If you’ve always been a fan of rotary tracing wheels, you will love the Sewline Tracer pen. It has a 1.6mm rolling ball that creates a smooth indentation with very little pressure. Use it with tracing papers to draw complex markings, such as combination darts or pleating guide lines. It’s also a great tool for marking folds on shear fabrics, such as organza or fine silk. Sewline suggests using the Tracer in combination with the AquaEraser. First, create the indentation line with the Tracer, then apply a line of liquid along it with the AquaEraser, then fold. Easier to fold and hold… any time something rhymes, that’s a plus!
Our friend, Debbi Duckworth, notions guru at United Notions, tells us this is one of her must-have tools. Debbi is an amazing hand quilter with a love of appliqué. She says the Sewline Glue Pen is her go-to solution every time. It’s easy to apply, holds like a dream, and there’s no sticky, runny residue. It washes away if the project will eventually be washed, but even if it’s a non-washable item, the glue never dries stiff or messy. The glue is colored so you can easily see where you’ve applied it (blue, yellow or pink), but it dries clean and clear. Besides Debbi’s appliqué suggestion, you can use the Glue Pen to hold zippers, ribbons and even buttons in place prior to sewing.
We were very impressed with the ability to get refills for all the important elements: pencil leads, erasers, eraser tips, glue, absorbent points, even the special AquaEraser detergent. Even if the original tool is a bit more expensive up front, that is more than made up by economical use over time.
Sewline has a great little hand needle threader United Notions will be introducing to their independent retailers this summer. This smart little tool will work with 9-12 size needles and is supposed to have a one-click threader action. We’ll be on the lookout, and will let you know what we think.
One thing they didn’t have: chalks
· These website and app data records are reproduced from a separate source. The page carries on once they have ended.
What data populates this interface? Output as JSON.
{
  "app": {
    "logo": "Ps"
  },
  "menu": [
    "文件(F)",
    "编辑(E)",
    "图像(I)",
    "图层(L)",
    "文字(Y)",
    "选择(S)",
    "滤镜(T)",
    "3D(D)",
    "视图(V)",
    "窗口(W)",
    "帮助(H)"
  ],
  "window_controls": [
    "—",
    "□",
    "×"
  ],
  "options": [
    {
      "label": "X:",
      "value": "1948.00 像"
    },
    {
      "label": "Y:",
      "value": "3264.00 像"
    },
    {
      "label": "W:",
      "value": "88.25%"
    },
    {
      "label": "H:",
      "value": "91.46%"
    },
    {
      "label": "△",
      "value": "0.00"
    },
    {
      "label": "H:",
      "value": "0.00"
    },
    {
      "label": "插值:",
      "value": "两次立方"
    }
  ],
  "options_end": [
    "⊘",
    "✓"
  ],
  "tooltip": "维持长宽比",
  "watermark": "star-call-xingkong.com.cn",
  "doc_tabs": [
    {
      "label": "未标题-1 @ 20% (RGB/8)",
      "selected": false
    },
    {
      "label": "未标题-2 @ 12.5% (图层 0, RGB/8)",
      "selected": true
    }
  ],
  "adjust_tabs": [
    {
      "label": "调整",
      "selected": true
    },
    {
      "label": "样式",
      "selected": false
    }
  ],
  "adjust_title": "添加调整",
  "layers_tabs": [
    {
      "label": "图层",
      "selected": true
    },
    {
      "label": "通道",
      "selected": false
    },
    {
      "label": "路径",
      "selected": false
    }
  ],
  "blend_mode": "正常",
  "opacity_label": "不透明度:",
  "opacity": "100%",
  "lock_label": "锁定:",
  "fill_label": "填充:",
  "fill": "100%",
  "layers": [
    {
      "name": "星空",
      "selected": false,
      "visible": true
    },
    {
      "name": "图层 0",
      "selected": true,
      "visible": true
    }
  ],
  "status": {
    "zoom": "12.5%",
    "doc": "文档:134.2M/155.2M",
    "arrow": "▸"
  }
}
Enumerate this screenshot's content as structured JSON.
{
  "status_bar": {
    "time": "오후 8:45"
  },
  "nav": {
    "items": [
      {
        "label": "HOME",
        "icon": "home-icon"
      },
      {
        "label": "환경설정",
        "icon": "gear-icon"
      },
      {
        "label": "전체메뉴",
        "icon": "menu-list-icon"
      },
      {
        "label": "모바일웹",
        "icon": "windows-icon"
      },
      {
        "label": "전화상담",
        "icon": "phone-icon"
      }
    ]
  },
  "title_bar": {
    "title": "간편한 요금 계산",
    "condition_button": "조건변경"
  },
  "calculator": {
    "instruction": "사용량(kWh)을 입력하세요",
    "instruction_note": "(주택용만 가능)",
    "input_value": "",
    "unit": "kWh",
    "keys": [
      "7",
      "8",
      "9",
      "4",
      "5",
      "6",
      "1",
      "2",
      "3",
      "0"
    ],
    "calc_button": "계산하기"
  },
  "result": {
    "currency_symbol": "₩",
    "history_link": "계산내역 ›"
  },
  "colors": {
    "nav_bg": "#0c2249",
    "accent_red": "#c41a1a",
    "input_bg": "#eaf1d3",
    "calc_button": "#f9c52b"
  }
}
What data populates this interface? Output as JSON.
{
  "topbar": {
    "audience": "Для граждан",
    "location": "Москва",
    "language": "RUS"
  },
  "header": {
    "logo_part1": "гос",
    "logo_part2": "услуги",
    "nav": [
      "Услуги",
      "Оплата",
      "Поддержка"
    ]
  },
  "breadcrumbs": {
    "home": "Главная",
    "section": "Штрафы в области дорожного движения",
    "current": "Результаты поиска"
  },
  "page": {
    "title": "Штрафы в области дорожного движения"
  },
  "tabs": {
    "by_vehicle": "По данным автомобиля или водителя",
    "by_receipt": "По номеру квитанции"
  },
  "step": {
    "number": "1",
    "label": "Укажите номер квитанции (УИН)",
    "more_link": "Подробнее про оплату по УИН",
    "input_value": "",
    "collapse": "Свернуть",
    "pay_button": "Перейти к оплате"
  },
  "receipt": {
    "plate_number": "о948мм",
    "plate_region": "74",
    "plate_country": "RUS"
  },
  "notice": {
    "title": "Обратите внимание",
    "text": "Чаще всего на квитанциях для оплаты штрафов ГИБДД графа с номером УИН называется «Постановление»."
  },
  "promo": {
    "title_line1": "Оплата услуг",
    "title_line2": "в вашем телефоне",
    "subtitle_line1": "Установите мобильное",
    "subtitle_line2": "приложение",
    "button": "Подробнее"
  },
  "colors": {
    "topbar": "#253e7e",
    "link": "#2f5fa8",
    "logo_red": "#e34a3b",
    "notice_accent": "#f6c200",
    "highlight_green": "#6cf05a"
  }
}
We highly recommend the Sewline products, and they really have a very comprehensive offering. However, the one item they don’t carry is tailor’s chalk, one of the oldest and most common marking tools. We still like to have chalk in our marking tool kit. Not for blackboards or sidewalks, tailor’s chalk is formulated for fabric and is very easy to remove. It comes as a handy pencil; a solid rectangle or square, which gives you nice hard edges for long marks; and as powder inside a refillable tube with a little roller wheel at the tip, which is easy to handle, very precise and mess-proof.